Fun at the feet of the Sugarloaf Mountain
Copacabana is dominated to the east by Sugar Loaf Mountain and circled by a line of hills that stretch out into the bay as you’ll see when you’re cruising the Atlantic Ocean with MSC Cruises.
The town’s expansion as a residential area has been restricted by the Morro de São João, which separates it from Botafogo, and the Morro dos Cabritos, a natural barrier to the west. Consequently, Copacabana is one of the world’s most densely populated areas as well as a frenzy of sensual activity.
Of course, Copacabana hasn’t always been as it is today, and traces remain of the former fishing community that dominated the area until the first decades of the twentieth century. Each morning before dawn, the boats of the colônia de pescadores (the descendants of the fishermen) set sail from the Forte de Copacabana, returning to the beach by 8am to sell their fish from stalls at the southern end of the beach. Rio’s sophisticated beach culture is entirely a product of the twentieth century.
The 1930s saw the city’s international reputation emerge and “flying down to Rio” became an enduring cliché, celebrated in music, film and literature. Nonetheless, Rio’s beaches are first and foremost the preserve of cariocas: rich or poor, young or old, everybody descends on the beaches throughout the week, treating them as city parks. Copacabana is amazing, the over-the-top atmosphere apparent even in the mosaic pavements, designed by Burle Marx to represent images of rolling waves.

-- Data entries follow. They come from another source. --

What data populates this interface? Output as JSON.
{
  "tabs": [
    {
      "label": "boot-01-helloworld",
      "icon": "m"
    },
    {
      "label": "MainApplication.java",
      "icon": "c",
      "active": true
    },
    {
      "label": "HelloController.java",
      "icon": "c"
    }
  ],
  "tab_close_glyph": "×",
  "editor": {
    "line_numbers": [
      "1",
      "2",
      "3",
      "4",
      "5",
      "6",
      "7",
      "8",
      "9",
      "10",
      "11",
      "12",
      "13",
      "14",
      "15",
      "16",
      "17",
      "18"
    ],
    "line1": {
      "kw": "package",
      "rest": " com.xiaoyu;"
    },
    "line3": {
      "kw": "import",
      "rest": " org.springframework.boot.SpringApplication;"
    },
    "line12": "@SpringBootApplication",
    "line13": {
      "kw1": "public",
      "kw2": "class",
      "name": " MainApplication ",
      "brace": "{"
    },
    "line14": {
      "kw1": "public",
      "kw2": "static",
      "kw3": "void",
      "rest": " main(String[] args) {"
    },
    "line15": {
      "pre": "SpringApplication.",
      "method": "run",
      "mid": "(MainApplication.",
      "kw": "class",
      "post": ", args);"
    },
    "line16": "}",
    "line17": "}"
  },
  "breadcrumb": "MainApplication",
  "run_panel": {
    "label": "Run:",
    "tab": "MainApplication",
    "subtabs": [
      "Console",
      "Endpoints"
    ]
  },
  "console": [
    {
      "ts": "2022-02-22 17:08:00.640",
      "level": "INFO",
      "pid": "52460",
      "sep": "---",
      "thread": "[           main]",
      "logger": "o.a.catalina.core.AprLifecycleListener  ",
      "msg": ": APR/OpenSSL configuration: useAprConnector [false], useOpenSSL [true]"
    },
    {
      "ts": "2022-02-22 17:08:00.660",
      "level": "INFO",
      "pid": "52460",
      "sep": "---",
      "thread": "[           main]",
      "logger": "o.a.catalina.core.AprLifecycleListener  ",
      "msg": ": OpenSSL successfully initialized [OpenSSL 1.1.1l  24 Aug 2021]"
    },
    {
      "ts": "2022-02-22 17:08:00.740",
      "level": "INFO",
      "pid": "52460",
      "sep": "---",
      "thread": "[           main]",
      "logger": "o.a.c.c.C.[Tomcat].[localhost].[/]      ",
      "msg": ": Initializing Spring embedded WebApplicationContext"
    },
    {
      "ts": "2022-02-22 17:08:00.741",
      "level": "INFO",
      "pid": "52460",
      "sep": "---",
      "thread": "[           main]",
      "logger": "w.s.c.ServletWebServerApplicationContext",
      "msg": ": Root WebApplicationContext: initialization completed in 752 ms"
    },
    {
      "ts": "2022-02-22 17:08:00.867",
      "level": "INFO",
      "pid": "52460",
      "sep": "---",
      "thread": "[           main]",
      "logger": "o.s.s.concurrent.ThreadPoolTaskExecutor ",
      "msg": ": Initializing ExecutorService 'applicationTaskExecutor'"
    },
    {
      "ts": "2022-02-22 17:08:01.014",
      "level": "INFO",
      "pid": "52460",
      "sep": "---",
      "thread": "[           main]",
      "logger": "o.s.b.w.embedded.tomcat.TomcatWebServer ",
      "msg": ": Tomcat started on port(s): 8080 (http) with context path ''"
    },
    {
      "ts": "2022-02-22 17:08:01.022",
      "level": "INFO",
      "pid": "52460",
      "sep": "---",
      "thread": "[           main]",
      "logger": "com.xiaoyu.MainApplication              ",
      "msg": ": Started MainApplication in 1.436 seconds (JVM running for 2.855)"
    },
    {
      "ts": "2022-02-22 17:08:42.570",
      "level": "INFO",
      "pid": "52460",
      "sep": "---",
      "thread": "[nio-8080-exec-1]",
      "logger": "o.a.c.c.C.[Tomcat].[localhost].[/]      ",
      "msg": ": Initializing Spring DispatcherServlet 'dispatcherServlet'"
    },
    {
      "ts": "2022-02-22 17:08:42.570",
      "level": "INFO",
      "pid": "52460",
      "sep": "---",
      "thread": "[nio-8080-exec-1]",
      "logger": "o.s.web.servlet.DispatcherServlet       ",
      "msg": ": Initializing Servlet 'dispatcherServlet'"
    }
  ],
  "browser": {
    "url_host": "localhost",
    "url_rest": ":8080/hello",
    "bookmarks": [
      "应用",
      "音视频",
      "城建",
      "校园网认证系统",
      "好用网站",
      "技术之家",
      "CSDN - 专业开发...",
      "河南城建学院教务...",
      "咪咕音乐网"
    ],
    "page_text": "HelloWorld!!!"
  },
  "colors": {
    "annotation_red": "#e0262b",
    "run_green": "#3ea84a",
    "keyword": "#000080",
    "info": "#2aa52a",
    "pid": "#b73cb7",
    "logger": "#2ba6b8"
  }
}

The seafront is backed by a line of prestigious, high-rise hotels and luxury apartments that have sprung up since the 1940s. Some fine examples of Art Deco architecture are scattered around the bairro.